- Task goal
Below are records; how many of their lines contain "文案規劃工具"? Reply with the number and no other words.

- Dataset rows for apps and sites
┌──
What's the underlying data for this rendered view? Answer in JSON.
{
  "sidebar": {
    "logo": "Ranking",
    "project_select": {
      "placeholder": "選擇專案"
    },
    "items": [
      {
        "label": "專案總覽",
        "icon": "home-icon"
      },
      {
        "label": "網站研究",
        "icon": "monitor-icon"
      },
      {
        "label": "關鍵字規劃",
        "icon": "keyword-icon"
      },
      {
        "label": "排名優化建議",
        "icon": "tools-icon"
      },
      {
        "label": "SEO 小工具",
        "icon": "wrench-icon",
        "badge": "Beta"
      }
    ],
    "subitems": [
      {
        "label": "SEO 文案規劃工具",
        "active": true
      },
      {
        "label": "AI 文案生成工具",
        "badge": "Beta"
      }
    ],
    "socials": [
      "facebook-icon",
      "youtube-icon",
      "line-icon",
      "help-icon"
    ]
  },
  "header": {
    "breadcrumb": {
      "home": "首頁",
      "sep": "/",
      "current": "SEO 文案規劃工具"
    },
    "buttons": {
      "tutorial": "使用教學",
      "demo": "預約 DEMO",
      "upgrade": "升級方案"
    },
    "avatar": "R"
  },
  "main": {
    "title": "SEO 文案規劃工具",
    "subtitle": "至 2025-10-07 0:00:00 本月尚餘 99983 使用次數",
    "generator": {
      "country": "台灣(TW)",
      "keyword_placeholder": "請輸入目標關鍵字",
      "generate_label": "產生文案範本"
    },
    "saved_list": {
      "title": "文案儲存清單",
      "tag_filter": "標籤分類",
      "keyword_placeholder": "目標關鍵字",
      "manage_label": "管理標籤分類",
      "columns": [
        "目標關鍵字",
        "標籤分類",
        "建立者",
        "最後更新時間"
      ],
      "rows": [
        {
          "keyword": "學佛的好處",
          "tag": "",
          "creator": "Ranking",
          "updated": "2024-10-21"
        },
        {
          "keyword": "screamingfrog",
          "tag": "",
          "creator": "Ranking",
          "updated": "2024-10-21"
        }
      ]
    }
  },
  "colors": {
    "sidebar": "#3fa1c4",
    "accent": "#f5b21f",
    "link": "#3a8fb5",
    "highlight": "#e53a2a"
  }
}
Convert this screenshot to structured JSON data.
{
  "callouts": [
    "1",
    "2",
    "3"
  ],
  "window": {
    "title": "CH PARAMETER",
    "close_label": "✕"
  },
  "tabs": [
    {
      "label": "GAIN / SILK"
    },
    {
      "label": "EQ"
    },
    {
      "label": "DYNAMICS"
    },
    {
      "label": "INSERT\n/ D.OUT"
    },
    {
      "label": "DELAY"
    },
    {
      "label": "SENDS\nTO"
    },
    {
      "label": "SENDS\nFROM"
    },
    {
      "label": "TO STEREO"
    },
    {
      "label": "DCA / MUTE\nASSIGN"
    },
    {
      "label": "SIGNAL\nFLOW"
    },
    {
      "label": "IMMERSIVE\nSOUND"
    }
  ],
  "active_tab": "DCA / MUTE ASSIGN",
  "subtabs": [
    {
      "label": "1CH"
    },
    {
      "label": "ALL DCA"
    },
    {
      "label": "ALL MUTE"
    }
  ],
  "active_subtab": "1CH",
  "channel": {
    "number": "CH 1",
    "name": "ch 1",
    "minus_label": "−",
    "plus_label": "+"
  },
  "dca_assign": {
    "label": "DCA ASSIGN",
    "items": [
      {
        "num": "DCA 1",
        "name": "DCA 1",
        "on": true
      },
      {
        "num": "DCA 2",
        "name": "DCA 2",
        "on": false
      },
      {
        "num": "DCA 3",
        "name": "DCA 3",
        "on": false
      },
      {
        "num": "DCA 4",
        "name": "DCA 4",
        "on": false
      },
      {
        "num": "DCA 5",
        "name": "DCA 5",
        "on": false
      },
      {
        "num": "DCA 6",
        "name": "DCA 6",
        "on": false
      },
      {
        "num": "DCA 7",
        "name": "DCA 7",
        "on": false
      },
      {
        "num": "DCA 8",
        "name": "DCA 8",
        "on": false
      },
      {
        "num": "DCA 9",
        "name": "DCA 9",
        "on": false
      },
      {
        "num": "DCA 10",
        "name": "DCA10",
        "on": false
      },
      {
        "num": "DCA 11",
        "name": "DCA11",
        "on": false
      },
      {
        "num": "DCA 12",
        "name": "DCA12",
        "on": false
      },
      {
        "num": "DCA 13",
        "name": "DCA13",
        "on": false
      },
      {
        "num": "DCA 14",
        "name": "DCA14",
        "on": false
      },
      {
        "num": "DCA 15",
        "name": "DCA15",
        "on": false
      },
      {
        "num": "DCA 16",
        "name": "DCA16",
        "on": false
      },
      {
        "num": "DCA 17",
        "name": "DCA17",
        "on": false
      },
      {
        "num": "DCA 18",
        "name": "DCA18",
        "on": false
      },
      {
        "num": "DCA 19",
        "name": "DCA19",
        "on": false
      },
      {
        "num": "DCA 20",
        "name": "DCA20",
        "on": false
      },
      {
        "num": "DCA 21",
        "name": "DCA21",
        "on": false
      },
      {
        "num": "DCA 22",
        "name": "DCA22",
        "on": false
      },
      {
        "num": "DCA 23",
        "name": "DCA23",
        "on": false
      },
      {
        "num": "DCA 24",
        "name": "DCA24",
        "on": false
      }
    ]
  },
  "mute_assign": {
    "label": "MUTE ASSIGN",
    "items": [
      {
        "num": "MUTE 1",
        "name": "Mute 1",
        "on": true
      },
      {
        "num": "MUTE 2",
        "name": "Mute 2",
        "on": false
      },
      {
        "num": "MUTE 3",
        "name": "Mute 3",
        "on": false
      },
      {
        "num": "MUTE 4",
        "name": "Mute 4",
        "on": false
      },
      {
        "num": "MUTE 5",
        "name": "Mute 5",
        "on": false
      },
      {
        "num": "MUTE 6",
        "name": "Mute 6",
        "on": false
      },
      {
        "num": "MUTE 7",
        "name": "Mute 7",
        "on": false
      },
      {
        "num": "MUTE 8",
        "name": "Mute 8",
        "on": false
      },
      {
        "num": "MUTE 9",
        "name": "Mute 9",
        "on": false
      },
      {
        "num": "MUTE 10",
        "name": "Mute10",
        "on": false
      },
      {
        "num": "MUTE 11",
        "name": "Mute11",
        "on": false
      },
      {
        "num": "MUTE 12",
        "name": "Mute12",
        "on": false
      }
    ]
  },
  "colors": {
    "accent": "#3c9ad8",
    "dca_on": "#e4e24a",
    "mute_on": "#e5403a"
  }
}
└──
- Written answer
3